Items from a data source
···
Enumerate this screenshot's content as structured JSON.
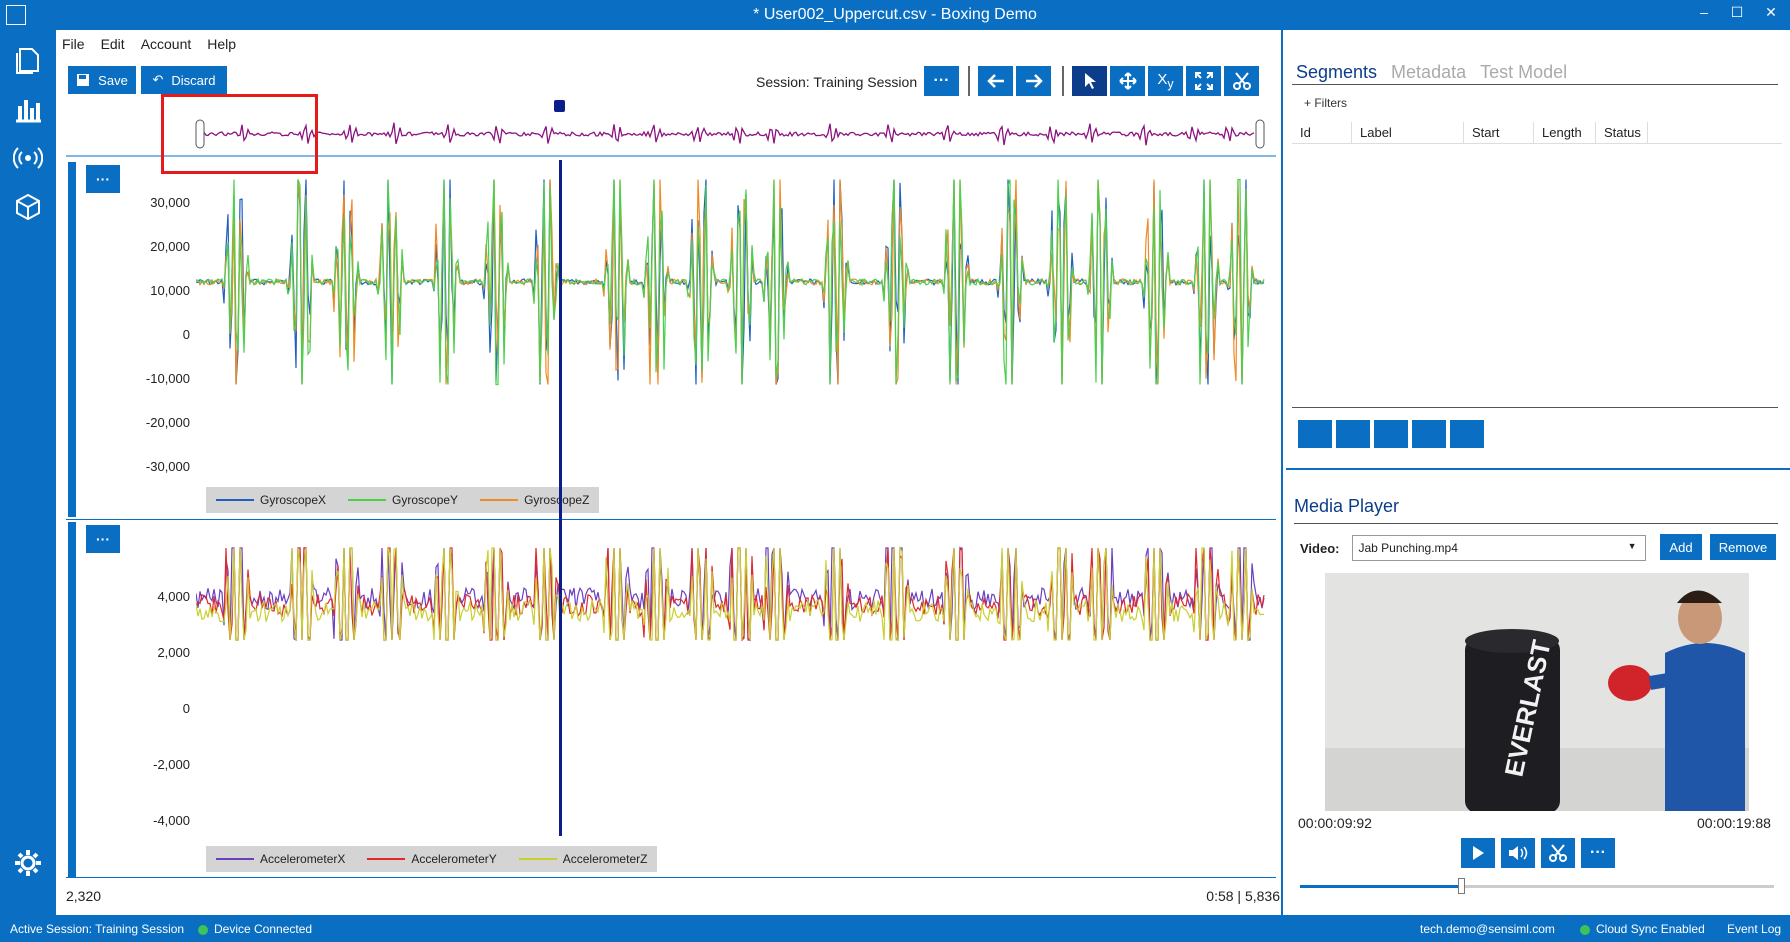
{
  "window": {
    "title": "* User002_Uppercut.csv - Boxing Demo"
  },
  "menu": [
    "File",
    "Edit",
    "Account",
    "Help"
  ],
  "toolbar": {
    "save_label": "Save",
    "discard_label": "Discard",
    "session_label": "Session:",
    "session_value": "Training Session",
    "more_label": "···"
  },
  "gyro_panel": {
    "more_label": "···",
    "yticks": [
      "30,000",
      "20,000",
      "10,000",
      "0",
      "-10,000",
      "-20,000",
      "-30,000"
    ],
    "legend": [
      {
        "name": "GyroscopeX",
        "color": "#1f5fbf"
      },
      {
        "name": "GyroscopeY",
        "color": "#4cd04c"
      },
      {
        "name": "GyroscopeZ",
        "color": "#f08a24"
      }
    ]
  },
  "accel_panel": {
    "more_label": "···",
    "yticks": [
      "4,000",
      "2,000",
      "0",
      "-2,000",
      "-4,000"
    ],
    "legend": [
      {
        "name": "AccelerometerX",
        "color": "#6a3fc0"
      },
      {
        "name": "AccelerometerY",
        "color": "#e0282a"
      },
      {
        "name": "AccelerometerZ",
        "color": "#c8d030"
      }
    ]
  },
  "footer": {
    "position": "2,320",
    "time": "0:58",
    "divider": "|",
    "samples": "5,836"
  },
  "segments": {
    "tabs": [
      "Segments",
      "Metadata",
      "Test Model"
    ],
    "active_tab": "Segments",
    "filters_label": "+ Filters",
    "columns": [
      "Id",
      "Label",
      "Start",
      "Length",
      "Status"
    ]
  },
  "media": {
    "title": "Media Player",
    "video_label": "Video:",
    "video_value": "Jab Punching.mp4",
    "add_label": "Add",
    "remove_label": "Remove",
    "time_current": "00:00:09:92",
    "time_total": "00:00:19:88",
    "bag_text": "EVERLAST"
  },
  "statusbar": {
    "active_session": "Active Session:  Training Session",
    "device": "Device Connected",
    "email": "tech.demo@sensiml.com",
    "cloud": "Cloud Sync Enabled",
    "event_log": "Event Log"
  }
}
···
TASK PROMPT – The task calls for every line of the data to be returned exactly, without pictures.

RESPONSE AREA –
Enumerate this screenshot's content as structured JSON.
{
  "window": {
    "title": "* User002_Uppercut.csv - Boxing Demo"
  },
  "menu": [
    "File",
    "Edit",
    "Account",
    "Help"
  ],
  "toolbar": {
    "save_label": "Save",
    "discard_label": "Discard",
    "session_label": "Session:",
    "session_value": "Training Session",
    "more_label": "···"
  },
  "gyro_panel": {
    "more_label": "···",
    "yticks": [
      "30,000",
      "20,000",
      "10,000",
      "0",
      "-10,000",
      "-20,000",
      "-30,000"
    ],
    "legend": [
      {
        "name": "GyroscopeX",
        "color": "#1f5fbf"
      },
      {
        "name": "GyroscopeY",
        "color": "#4cd04c"
      },
      {
        "name": "GyroscopeZ",
        "color": "#f08a24"
      }
    ]
  },
  "accel_panel": {
    "more_label": "···",
    "yticks": [
      "4,000",
      "2,000",
      "0",
      "-2,000",
      "-4,000"
    ],
    "legend": [
      {
        "name": "AccelerometerX",
        "color": "#6a3fc0"
      },
      {
        "name": "AccelerometerY",
        "color": "#e0282a"
      },
      {
        "name": "AccelerometerZ",
        "color": "#c8d030"
      }
    ]
  },
  "footer": {
    "position": "2,320",
    "time": "0:58",
    "divider": "|",
    "samples": "5,836"
  },
  "segments": {
    "tabs": [
      "Segments",
      "Metadata",
      "Test Model"
    ],
    "active_tab": "Segments",
    "filters_label": "+ Filters",
    "columns": [
      "Id",
      "Label",
      "Start",
      "Length",
      "Status"
    ]
  },
  "media": {
    "title": "Media Player",
    "video_label": "Video:",
    "video_value": "Jab Punching.mp4",
    "add_label": "Add",
    "remove_label": "Remove",
    "time_current": "00:00:09:92",
    "time_total": "00:00:19:88",
    "bag_text": "EVERLAST"
  },
  "statusbar": {
    "active_session": "Active Session:  Training Session",
    "device": "Device Connected",
    "email": "tech.demo@sensiml.com",
    "cloud": "Cloud Sync Enabled",
    "event_log": "Event Log"
  }
}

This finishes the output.